* WHAT YOU SHOULD DO *
When you reach a picture, skip it, and retype every line below exactly.

* PROVIDED RECORDS *
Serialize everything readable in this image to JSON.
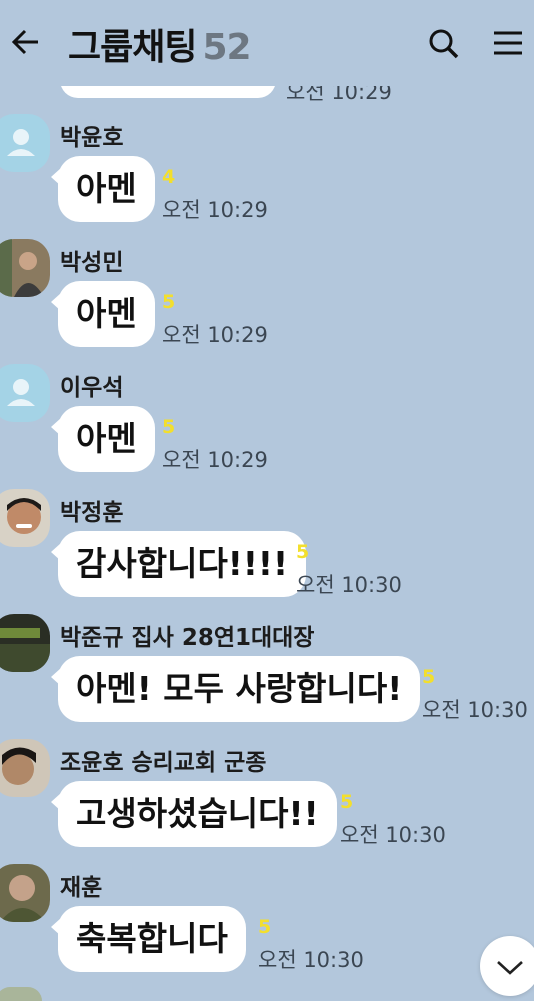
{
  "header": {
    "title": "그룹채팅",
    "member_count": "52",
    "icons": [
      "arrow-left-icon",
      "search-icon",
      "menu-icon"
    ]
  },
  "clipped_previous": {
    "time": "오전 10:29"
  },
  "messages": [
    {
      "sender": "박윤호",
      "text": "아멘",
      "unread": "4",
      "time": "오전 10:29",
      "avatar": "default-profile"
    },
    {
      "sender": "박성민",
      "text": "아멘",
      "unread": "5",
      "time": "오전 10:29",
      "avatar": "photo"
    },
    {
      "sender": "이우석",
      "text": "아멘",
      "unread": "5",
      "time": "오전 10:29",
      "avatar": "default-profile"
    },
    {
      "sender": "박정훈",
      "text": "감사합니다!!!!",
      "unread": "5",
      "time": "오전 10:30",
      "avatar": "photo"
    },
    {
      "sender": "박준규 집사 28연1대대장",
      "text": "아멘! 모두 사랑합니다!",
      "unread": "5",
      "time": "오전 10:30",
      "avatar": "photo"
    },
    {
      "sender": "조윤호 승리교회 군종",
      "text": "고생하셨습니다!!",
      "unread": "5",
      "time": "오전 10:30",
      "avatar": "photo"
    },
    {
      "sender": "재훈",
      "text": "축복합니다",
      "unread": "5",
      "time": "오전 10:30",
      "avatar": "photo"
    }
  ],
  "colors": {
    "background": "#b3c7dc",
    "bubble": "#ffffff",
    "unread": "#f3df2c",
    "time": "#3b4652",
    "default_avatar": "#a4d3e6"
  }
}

* ANSWER *
Serialize everything readable in this image to JSON.
{
  "header": {
    "title": "그룹채팅",
    "member_count": "52",
    "icons": [
      "arrow-left-icon",
      "search-icon",
      "menu-icon"
    ]
  },
  "clipped_previous": {
    "time": "오전 10:29"
  },
  "messages": [
    {
      "sender": "박윤호",
      "text": "아멘",
      "unread": "4",
      "time": "오전 10:29",
      "avatar": "default-profile"
    },
    {
      "sender": "박성민",
      "text": "아멘",
      "unread": "5",
      "time": "오전 10:29",
      "avatar": "photo"
    },
    {
      "sender": "이우석",
      "text": "아멘",
      "unread": "5",
      "time": "오전 10:29",
      "avatar": "default-profile"
    },
    {
      "sender": "박정훈",
      "text": "감사합니다!!!!",
      "unread": "5",
      "time": "오전 10:30",
      "avatar": "photo"
    },
    {
      "sender": "박준규 집사 28연1대대장",
      "text": "아멘! 모두 사랑합니다!",
      "unread": "5",
      "time": "오전 10:30",
      "avatar": "photo"
    },
    {
      "sender": "조윤호 승리교회 군종",
      "text": "고생하셨습니다!!",
      "unread": "5",
      "time": "오전 10:30",
      "avatar": "photo"
    },
    {
      "sender": "재훈",
      "text": "축복합니다",
      "unread": "5",
      "time": "오전 10:30",
      "avatar": "photo"
    }
  ],
  "colors": {
    "background": "#b3c7dc",
    "bubble": "#ffffff",
    "unread": "#f3df2c",
    "time": "#3b4652",
    "default_avatar": "#a4d3e6"
  }
}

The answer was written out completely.